“I’m older than most guys in this draft, so I just feel like me bringing effort and heart like I’ve always done is going to help me out,” he said.
— Auburn center Walker Kessler has been working out this spring with Purdue guard Jaden Ivey, which he believes has helped him improve his pick-and-roll defense and when he has to switch out onto the perimeter.
— No, Kenneth Lofton Jr. is not related to former baseball player Kenny Lofton. Yes, he’s gotten the question.
“I get asked that numerous times,” he said. “But you know, my name is Kenneth Lofton, Jr. I’m from Port Arthur, Texas, a small town by Houston.”
— Yes, Jović gets the Nikola Jokić questions.
“A lot,” he said. “I’m cool with it. I think it’s pretty funny.”
— Part of the purpose of the media availabilities during the combine is to find out which teams each player met with. An interview is not prima facie evidence that a team wants to draft someone, but it does mean there is some interest, whether it be a fact-finding mission or confirmation or something else, and also a sign that a player or his agent is willing to use that time to meet with a player as well.
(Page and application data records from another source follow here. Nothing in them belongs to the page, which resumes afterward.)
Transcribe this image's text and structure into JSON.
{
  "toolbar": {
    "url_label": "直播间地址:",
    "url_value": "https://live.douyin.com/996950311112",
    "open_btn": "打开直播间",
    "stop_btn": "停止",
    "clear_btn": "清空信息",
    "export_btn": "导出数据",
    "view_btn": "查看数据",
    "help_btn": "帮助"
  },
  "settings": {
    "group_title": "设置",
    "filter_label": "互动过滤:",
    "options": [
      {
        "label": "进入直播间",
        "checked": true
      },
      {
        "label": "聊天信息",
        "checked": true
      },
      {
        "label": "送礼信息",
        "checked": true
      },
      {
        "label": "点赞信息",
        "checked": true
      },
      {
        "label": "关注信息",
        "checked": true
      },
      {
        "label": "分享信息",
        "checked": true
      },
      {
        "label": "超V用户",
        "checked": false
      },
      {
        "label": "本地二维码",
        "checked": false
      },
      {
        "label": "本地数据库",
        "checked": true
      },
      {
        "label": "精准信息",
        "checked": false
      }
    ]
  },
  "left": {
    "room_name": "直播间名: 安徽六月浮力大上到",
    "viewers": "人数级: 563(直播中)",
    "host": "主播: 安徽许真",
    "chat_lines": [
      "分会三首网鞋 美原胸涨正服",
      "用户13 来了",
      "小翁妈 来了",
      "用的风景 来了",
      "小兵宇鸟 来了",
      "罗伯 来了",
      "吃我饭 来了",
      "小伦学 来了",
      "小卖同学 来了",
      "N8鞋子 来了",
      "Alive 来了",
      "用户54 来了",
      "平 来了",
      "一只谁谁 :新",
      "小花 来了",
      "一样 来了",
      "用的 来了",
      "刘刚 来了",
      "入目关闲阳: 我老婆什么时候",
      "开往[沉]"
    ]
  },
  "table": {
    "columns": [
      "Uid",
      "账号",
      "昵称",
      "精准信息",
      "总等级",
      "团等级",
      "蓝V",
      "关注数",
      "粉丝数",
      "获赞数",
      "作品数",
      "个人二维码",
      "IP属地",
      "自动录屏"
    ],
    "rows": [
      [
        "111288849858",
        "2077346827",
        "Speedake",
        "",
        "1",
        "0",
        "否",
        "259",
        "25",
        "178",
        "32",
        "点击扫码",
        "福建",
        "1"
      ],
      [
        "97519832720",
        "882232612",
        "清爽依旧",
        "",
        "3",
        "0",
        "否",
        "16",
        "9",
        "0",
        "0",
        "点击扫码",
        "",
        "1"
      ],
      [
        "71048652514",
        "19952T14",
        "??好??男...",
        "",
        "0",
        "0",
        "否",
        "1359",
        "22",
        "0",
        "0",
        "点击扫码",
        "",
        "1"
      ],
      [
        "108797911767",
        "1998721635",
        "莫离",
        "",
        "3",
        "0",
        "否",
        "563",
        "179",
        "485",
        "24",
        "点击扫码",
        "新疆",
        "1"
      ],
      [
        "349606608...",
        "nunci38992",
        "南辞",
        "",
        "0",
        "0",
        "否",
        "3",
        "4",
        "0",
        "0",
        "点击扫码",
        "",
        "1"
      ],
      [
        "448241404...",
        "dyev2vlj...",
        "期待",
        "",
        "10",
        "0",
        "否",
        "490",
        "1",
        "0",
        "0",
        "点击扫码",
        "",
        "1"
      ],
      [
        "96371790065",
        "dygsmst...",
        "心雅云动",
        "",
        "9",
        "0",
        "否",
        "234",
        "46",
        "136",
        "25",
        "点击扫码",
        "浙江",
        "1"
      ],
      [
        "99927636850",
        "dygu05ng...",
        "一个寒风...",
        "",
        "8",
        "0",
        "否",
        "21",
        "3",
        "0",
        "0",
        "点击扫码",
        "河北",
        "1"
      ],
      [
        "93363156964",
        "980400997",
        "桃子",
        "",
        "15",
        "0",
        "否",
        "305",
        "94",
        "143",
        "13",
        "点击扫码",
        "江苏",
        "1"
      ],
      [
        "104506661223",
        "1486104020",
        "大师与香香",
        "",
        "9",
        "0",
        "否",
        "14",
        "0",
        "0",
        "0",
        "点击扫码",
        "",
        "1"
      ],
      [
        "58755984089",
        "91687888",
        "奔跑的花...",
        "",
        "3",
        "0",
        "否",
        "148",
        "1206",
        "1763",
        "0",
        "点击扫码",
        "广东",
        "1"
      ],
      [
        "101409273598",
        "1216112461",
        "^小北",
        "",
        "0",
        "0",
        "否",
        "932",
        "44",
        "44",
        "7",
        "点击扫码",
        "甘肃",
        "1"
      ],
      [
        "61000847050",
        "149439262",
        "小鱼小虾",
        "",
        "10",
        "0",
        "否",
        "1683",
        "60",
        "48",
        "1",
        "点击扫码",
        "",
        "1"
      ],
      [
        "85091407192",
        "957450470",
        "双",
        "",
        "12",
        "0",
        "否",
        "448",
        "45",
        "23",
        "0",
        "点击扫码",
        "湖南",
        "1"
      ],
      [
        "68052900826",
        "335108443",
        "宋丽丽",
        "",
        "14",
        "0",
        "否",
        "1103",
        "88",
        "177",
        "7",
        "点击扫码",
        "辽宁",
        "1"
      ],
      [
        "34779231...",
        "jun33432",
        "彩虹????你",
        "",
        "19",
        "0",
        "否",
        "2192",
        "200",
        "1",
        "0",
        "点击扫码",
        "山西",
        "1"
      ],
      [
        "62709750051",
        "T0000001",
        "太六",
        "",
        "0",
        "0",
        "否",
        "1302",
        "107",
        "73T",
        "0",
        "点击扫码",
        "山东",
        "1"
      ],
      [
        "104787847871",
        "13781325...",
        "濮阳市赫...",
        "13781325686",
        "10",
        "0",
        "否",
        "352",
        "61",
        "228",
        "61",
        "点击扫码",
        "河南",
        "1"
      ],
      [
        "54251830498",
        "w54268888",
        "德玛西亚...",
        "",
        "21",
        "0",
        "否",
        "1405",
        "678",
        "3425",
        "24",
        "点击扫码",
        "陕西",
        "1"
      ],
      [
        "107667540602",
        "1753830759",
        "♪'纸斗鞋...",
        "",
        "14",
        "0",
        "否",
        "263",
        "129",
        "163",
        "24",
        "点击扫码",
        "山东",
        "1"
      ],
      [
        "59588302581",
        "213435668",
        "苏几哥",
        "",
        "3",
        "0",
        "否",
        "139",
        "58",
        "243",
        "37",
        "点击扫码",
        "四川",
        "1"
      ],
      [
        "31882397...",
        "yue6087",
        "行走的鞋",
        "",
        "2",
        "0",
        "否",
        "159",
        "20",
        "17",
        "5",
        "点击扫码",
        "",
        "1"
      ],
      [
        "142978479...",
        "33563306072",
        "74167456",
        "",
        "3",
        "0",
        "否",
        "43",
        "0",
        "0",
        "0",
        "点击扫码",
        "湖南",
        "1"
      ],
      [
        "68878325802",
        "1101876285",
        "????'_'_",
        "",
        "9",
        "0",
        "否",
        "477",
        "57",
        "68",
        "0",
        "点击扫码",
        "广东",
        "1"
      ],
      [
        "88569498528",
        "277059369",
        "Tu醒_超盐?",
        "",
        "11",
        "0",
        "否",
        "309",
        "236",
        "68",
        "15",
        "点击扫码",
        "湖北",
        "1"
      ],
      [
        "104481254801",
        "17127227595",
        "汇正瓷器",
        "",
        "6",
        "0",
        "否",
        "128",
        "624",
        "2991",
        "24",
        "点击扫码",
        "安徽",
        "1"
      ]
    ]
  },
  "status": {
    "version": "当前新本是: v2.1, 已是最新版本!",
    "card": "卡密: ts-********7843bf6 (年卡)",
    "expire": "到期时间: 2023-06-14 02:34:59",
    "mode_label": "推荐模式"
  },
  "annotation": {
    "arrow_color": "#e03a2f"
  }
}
There is also the caveat that teams do sometimes draft players without ever meeting them or sometimes even working them out.
With all that said, here is a list of the teams that each player below said they met with at the time of their media availability, though they are not always complete lists.
Arizona guard Bennedict Mathurin: Blazers, Knicks, Pacers, Pelicans, Wolves, and Raptors.
Baylor forward Jeremy Sochan: Cavaliers, Spurs, Pelicans, Celtics, and Heat.
G League Ignite guard Dyson Daniels: Knicks, Hawks, Cavaliers, Raptors, Bucks, and Kings.
Ohio State wing Malaki Branham: Bucks, Rockets, Knicks, and Nets.
Wisconsin guard Johnny Davis: Knicks, Pistons, Cavaliers, Spurs, Wizards, and Nuggets.
LSU forward Tari Eason: Nuggets, Nets, Spurs, Rockets, Grizzlies, Celtics, and Suns.
Baylor forward Kendall Brown: Nuggets, Wolves, Warriors, Kings and others. He is scheduled to work out for the Bulls Monday.
Milwaukee forward Patrick Baldwin Jr.: Warriors, Mavericks, Clippers, OKC, Lakers, Detroit, Heat, Rockets, 76ers, Grizzlies, Spurs, Blazers, and Celtics.
Nebraska guard Bryce McGowens: Rockets, Celtics, Jazz, Clippers, Heat, 76ers, Thunder, Knicks, and Warriors.
Ohio State forward E.J. Liddell: Pistons, Warriors, Bucks, Raptors, Suns, and Mavericks.
G League Ignite wing MarJon Beauchamp: 76ers, Blazers, Pacers, Spurs, Nuggets, Bulls, and Mavericks.
North Carolina State guard Terquavion Smith: 76ers, Lakers, Clippers, Kings, Knicks, and Jazz.
Duke wing Wendell Moore Jr.: Lakers, Hornets, Mavericks, Suns, Clippers, Wizards, Warriors, and Kings.
UCLA wing Peyton Watson: Lakers, Nuggets, Clippers, Knicks, and Wizards.
Mega Basket forward Nikola Jović: Rockets and Knicks.
Memphis forward Josh Minott: 76ers, Mavericks, Nuggets, and Blazers.
Rutgers wing Ron Harper Jr.: Jazz and Warriors.
Seton Hall wing Jared Rhoden: Knicks, Nets, Clippers, Raptors, Celtics, and Jazz.
Fort Erie Prep forward Leonard Miller: Raptors and Hawks.
G League Ignite forward Michael Foster Jr.: Pelicans, Heat, Knicks, Cavaliers, and Bulls.
Florida State forward John Butler Jr.: Nets and Spurs.
Villanova guard Collin Gillespie: Scheduled to work out in Boston and Minnesota.
(Photo of Jared Rhoden: Kamil Krzaczynski / NBAE via Getty Images)